One area involves introvert and extrovert learning styles. Introverts discover by getting alone and reflecting—their primary drive is to engage something inwardly first, then use it outwardly once they’ve figured it out. Extroverts think out loud—they learn best by talking. So while your introverted clients will do fine with lots of individual reflection, the same approach can drive an extrovert crazy. When coaching, one great way to adapt to extroversion is simply to turn personal reflection exercises into discussion exercises by asking the client to talk things through with a friend or spouse. Another option is for the extrovert to speak their reflections into a portable tape recorder instead of writing them.
It is especially important for extroverts that reflection is acted upon. While an introvert can think about something for weeks without feeling a need to do, extroverts are driven to act on what they are thinking about, and then keep thinking about it in the process of acting. When coaching, tying life purpose discoveries to immediate implementation steps (or even just making sure reflective steps are discussed in your appointments) helps extroverted clients.

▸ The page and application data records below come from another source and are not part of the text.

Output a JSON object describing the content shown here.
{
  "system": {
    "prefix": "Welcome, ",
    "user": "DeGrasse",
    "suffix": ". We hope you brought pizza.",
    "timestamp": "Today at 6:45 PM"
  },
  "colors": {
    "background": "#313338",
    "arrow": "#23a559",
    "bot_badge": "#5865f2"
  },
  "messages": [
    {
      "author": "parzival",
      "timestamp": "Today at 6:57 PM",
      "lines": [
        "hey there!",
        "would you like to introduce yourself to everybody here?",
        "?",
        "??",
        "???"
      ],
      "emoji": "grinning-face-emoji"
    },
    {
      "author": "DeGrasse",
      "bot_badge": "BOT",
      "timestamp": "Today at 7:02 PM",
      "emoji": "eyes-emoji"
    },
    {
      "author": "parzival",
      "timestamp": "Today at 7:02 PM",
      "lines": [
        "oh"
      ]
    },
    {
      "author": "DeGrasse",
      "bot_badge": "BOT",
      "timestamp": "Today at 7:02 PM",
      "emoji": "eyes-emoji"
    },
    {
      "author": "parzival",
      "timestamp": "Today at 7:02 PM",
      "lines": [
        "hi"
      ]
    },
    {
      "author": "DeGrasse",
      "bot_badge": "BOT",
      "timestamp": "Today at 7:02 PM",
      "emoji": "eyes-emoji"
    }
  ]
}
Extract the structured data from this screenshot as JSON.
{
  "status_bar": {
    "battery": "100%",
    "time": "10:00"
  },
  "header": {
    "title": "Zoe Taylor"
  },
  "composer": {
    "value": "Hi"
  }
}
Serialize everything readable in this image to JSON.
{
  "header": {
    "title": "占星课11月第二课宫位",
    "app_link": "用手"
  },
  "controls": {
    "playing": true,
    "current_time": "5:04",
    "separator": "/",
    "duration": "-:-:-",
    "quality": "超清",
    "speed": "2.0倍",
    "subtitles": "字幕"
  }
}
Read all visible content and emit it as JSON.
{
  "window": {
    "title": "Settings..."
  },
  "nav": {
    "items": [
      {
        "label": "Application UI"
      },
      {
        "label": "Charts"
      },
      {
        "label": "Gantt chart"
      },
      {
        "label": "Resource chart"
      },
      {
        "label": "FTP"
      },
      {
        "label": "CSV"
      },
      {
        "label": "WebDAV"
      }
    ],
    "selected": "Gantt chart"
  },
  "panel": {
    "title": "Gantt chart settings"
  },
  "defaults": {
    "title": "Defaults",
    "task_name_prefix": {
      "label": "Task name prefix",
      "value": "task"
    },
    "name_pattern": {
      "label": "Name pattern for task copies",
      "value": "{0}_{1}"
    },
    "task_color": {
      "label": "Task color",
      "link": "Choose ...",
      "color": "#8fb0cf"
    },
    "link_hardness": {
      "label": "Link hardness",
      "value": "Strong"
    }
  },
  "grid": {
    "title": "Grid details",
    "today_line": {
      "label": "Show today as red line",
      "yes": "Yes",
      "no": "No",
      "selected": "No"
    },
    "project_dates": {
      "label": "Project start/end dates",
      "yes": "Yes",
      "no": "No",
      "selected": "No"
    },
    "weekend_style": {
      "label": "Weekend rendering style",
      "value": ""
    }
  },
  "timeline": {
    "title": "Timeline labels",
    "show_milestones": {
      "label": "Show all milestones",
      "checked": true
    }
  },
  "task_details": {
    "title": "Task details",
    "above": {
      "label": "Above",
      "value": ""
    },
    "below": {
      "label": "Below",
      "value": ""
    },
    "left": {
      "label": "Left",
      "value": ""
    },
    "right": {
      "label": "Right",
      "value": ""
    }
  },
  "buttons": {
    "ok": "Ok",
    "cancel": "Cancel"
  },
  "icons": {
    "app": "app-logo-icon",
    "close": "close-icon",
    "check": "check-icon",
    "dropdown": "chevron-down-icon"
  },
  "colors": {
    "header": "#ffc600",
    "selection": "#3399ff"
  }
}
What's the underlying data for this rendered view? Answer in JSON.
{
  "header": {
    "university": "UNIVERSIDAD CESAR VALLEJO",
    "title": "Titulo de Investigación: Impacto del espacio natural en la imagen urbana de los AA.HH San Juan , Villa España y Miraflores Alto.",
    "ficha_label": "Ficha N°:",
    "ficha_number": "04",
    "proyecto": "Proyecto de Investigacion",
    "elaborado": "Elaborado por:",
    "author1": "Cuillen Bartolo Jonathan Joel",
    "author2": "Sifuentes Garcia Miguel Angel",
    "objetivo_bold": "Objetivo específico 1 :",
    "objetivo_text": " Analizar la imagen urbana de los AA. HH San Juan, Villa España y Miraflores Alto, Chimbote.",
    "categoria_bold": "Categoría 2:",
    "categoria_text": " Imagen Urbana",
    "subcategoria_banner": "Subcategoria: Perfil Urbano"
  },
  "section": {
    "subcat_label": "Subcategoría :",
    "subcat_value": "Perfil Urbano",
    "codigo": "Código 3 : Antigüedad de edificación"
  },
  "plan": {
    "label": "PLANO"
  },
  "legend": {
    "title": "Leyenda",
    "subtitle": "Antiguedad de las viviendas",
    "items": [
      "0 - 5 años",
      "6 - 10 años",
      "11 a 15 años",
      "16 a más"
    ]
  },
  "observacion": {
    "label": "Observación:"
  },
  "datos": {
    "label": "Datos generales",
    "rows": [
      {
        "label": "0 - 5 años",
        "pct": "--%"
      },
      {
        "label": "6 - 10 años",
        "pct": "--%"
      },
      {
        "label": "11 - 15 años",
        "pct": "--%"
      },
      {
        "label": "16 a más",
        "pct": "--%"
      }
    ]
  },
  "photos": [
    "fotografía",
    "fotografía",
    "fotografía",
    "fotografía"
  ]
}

Journaling is another place where you’ll run into obstacles unless you adapt to the client’s style. Some people (like me) journal in complete sentences and paragraphs. Others prefer bullet lists, or scrawling in all directions over the page, or tape-recording their journal instead of writing it. And for some, the word journaling means a daily diary that you keep on your bedside table—not what you are probably after as a coach.
I make a practice of talking through with clients what their journaling options are, which reflective style works best for them and how they’d like to record their insights. Being pro-active eliminates many potential obstacles in the coaching with reflection process before they ever occur.
Tony Stoltzfus is a master coach, author and coach trainer and director of the Leadership Metaformation Institute. A presentation of a thorough, practical toolkit for coaching Christian leaders to discover their identity can be found in his book the Christian Life Coaching Handbook.